"Markets can remain calm for much longer than we think. Until they no longer can," said Borio, head of BIS' Monetary and Economic Department in a briefing to media in connection with the publication of the institution's latest quarterly review.
During the recent calm in financial markets ahead of an expected shift in U.S. monetary policy, stock markets have rallied, commodity prices have bounced back before weakening again, emerging market currencies have stabilized, credit spreads have narrowed and volatilities have declined.
But Borio warned that underlying conditions have not changed: The short-term outlook for emerging market economies remains weak and financial vulnerabilities have not gone away. The stock of U.S. dollar-denominated of over $3 trillion remains and has grown in domestic currency terms in line with the appreciation of the dollar, weighting on financial conditions and balance sheets.
In addition, there is a large stock of domestic debt, especially corporate but also household, that has surged while credit and property price booms appear to be losing steam.
Meanwhile, U.S. swap rates are low despite growing credit risks and overall interest rates remain exceptionally low as the Federal Reserve appears to be nearing lift-off, with one-third of euro area sovereign paper trading at negative yields, a new peak.

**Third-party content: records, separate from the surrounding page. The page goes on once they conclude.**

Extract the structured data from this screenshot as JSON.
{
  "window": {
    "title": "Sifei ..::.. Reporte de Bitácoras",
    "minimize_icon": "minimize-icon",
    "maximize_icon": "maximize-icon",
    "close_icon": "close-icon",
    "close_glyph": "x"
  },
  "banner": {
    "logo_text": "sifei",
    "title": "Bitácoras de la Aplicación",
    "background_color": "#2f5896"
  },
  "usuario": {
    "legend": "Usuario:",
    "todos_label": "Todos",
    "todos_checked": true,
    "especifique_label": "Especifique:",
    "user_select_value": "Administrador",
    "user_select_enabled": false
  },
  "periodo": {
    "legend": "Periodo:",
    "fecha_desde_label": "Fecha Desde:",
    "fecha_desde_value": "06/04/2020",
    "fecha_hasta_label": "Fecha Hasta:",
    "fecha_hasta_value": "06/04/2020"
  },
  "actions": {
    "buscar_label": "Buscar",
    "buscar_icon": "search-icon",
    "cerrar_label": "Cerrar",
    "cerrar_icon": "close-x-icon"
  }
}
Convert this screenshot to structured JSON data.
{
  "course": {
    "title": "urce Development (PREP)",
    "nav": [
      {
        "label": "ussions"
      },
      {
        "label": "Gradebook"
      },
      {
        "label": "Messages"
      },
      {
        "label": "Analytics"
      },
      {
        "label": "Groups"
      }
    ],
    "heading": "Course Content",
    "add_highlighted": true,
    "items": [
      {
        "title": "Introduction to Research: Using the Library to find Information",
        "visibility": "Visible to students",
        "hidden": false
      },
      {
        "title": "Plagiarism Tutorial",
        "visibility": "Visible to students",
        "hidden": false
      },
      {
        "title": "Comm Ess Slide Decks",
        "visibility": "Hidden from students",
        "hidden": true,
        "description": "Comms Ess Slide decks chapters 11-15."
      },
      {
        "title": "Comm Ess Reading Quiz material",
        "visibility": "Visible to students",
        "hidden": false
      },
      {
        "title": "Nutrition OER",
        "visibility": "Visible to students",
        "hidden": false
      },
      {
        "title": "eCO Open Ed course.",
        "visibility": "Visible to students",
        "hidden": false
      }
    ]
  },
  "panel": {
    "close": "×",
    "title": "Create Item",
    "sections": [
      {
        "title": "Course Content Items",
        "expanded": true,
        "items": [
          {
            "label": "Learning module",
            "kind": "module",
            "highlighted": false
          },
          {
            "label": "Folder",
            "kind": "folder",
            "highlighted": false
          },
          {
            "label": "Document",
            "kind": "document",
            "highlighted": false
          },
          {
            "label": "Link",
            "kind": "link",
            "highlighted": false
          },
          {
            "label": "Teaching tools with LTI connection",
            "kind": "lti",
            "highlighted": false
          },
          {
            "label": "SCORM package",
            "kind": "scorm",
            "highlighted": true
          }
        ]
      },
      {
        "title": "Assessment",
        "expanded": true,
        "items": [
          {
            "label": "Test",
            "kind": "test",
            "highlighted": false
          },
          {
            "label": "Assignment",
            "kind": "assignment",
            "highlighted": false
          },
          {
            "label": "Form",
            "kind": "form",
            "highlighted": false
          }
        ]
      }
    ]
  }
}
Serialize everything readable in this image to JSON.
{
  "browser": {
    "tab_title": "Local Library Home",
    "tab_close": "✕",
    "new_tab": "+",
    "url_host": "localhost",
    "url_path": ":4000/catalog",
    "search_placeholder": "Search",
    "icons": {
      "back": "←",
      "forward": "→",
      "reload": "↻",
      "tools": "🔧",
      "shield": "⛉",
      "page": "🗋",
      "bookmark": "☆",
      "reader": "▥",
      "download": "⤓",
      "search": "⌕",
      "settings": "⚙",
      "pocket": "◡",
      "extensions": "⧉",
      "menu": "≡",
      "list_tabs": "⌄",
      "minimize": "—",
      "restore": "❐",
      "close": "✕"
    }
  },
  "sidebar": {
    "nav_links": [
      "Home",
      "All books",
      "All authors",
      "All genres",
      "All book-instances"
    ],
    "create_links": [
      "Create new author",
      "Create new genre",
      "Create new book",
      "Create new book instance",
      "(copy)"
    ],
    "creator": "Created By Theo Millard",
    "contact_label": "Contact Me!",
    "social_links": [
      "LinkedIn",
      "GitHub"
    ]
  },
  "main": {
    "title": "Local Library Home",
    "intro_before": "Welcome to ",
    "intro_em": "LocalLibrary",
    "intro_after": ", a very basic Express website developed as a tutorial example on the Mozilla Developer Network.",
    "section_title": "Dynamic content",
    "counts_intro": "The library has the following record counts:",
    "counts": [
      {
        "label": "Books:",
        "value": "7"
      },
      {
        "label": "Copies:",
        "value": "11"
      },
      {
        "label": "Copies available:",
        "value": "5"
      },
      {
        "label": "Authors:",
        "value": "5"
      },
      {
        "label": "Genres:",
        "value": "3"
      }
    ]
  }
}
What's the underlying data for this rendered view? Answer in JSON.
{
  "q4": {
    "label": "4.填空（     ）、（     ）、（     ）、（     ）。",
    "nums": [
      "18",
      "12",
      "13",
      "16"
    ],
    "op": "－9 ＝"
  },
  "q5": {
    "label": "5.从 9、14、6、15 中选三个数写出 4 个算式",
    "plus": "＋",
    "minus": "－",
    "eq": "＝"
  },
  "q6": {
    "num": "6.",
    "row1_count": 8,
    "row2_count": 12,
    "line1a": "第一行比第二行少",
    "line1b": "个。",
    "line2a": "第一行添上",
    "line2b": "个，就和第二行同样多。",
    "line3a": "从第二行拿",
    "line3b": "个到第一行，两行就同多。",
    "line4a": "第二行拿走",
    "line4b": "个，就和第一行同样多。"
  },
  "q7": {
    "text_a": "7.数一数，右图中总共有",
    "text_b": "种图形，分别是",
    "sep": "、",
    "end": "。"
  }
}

"Monetary policy divergence loomed ahead, with potentially significant implications for exchange rates and market adjustments," said Borio, noting it is hardly a surprise that financial markets remain unusually sensitive to central banks' every word and deed under such extraordinary conditions.
Click here for the BIS Quarterly Review for December 2015.